Which Tablet is Best for Emergency Contraceptive?
Understanding the Morning-After Pill
Which Tablet is Best for Emergency Contraceptive
What is the Morning-After Pill?
The morning-after pill, also known as emergency contraception (birth control), differs from your typical daily birth control pills or routine contraceptives. Its purpose is to be employed when standard birth control methods fail or when protection was unavailable.
When to Use Emergency Contraception
Emergency contraception may be required in various scenarios, including:
- Engaging in sexual intercourse without any birth control measures.
- Experiencing birth control mishaps, such as a broken condom, missing a birth control pill, or forgetting a birth control shot.
- Suffering non-consensual sexual intercourse (rape).
Types of Morning-After Pills
Various brand names are associated with the morning-after pill, with the progestin-only variant known as levonorgestrel, often marketed as Plan B One-Step®, available over the counter. Another type, ulipristal (ella®), requires a prescription.
Additional options for emergency contraception, apart from the pill, encompass intrauterine devices (IUDs), available in two types: Copper IUD and Levonorgestrel IUD.
Exploring Emergency Contraceptive Varieties
Types of Morning-After Pills
Three primary types of morning-after pills are available, each associated with popular brand names:
- Progestin-only pill (Plan B One-Step®): Administered as a single pill, Plan B is most effective when taken as soon as possible, ideally within the initial three days following unprotected sex.
- Ulipristal (ella®): Also functioning by preventing ovulation, ulipristal exhibits superior efficacy when taken within the optimal timeframe.
- Combined birth control: Involves taking birth control pills containing both progestin and estrogen in two doses.
- Combined birth control (Yuzpe regimen): This approach entails taking additional pills from a standard birth control pack, referred to as the Yuzpe regimen.
How Does the Morning-After Pill Work?
Mechanism of Action
The morning-after pill does not reverse pregnancy but rather serves as emergency contraception to prevent it. Its primary mechanism of action involves preventing ovulation, a natural phase in the reproductive cycle where the ovaries release an egg, which can then be fertilized by sperm, initiating fetal development.
Effectiveness and Timing
Effectiveness of the Morning-After Pill
The effectiveness of the morning-after pill is contingent on timing, with all forms of emergency contraception pills being more effective when taken promptly.
How Many Times Can You Take Emergency Contraception?
While there is no set limit on how many times you can use the morning-after pill, it is not intended for regular birth control use.

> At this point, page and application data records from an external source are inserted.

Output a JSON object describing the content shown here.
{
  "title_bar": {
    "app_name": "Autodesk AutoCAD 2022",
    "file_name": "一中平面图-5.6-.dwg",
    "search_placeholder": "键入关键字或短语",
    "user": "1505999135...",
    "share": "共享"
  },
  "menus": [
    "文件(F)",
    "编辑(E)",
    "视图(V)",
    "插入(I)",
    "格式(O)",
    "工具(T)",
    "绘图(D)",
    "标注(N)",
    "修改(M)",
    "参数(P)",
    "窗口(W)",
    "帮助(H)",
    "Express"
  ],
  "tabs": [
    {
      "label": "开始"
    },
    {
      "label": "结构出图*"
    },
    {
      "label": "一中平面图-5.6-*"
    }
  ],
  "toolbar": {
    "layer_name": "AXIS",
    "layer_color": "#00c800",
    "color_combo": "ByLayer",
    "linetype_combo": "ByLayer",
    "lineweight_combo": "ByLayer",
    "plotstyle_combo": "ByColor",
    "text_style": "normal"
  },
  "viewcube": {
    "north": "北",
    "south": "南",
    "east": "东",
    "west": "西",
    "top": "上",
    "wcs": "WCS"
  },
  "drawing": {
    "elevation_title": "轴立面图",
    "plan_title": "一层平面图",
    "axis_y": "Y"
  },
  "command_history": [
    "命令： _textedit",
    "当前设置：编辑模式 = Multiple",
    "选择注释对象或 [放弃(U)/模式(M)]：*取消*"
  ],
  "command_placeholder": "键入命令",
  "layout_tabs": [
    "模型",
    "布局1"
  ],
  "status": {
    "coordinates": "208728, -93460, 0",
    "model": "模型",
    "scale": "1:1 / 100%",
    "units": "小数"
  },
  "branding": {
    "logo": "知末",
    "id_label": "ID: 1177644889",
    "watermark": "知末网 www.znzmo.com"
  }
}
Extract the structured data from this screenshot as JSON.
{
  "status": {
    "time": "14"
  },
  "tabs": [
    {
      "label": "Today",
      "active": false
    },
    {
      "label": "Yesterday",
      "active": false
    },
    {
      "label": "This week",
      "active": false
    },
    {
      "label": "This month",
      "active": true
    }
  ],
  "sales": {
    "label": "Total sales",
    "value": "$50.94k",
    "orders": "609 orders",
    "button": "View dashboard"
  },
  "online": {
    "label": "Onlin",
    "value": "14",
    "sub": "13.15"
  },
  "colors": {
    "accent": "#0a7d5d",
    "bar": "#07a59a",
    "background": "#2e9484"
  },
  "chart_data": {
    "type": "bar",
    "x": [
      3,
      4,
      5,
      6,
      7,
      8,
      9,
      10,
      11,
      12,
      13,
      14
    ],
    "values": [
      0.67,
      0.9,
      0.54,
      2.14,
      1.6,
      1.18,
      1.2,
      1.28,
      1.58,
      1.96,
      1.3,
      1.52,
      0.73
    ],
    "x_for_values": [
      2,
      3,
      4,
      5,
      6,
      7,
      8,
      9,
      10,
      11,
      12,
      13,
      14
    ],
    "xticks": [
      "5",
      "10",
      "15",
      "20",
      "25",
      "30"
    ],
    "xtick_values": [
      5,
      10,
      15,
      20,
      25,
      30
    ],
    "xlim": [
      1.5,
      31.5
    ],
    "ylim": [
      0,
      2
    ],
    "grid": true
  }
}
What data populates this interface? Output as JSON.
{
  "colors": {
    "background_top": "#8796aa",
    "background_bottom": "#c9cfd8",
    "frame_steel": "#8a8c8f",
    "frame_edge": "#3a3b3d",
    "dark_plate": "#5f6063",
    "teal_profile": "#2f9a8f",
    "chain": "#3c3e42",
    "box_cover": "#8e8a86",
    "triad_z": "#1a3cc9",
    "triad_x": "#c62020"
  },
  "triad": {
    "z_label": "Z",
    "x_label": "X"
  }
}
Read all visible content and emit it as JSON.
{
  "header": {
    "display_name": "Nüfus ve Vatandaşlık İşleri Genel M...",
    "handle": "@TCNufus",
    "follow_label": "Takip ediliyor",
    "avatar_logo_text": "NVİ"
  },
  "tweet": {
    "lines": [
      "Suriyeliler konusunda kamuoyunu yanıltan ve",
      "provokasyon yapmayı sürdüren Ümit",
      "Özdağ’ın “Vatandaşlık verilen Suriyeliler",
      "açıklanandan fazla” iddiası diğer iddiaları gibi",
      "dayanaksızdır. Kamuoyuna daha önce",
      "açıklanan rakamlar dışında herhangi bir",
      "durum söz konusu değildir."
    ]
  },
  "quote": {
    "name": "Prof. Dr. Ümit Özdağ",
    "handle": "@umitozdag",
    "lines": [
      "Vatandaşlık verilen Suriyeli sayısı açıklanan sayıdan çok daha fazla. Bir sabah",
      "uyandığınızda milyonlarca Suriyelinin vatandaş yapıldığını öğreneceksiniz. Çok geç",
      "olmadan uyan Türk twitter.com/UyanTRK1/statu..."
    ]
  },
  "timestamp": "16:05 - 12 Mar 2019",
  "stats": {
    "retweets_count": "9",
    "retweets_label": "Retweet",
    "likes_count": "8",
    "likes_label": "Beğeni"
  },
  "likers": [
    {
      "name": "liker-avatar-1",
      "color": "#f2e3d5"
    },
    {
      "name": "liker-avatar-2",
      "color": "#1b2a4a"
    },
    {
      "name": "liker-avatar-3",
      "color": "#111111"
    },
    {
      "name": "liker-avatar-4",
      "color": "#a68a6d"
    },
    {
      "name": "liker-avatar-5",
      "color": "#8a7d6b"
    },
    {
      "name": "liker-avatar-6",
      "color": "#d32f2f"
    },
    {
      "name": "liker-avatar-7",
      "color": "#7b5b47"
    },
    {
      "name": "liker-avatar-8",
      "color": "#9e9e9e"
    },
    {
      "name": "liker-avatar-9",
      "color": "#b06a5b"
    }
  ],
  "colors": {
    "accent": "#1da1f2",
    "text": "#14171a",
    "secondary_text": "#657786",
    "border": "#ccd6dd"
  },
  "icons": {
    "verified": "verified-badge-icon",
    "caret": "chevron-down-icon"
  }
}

Signs That Emergency Contraception Has Not Worked
A missed menstrual period is a significant indicator that the morning-after pill may not have worked.
Side Effects of the Morning-After Pill
For most individuals, the morning-after pill does not result in severe side effects.
Bleeding After Taking the Morning-After Pill
Light bleeding, referred to as spotting, may occur after taking the morning-after pill.
Impact on Menstrual Cycle
The morning-after pill can disrupt your regular menstrual cycle, potentially causing irregularities.
Pregnancy After Taking the Morning-After Pill
The morning-after pill does not permanently affect your chances of getting pregnant in the future or impact fertility.
When to Consult a Doctor
Seeking Medical Guidance
In most cases, a doctor’s visit is not necessary after taking the morning-after pill.
Protection Against STIs
It’s essential to remember that the morning-after pill does not provide protection against sexually transmitted infections (STIs).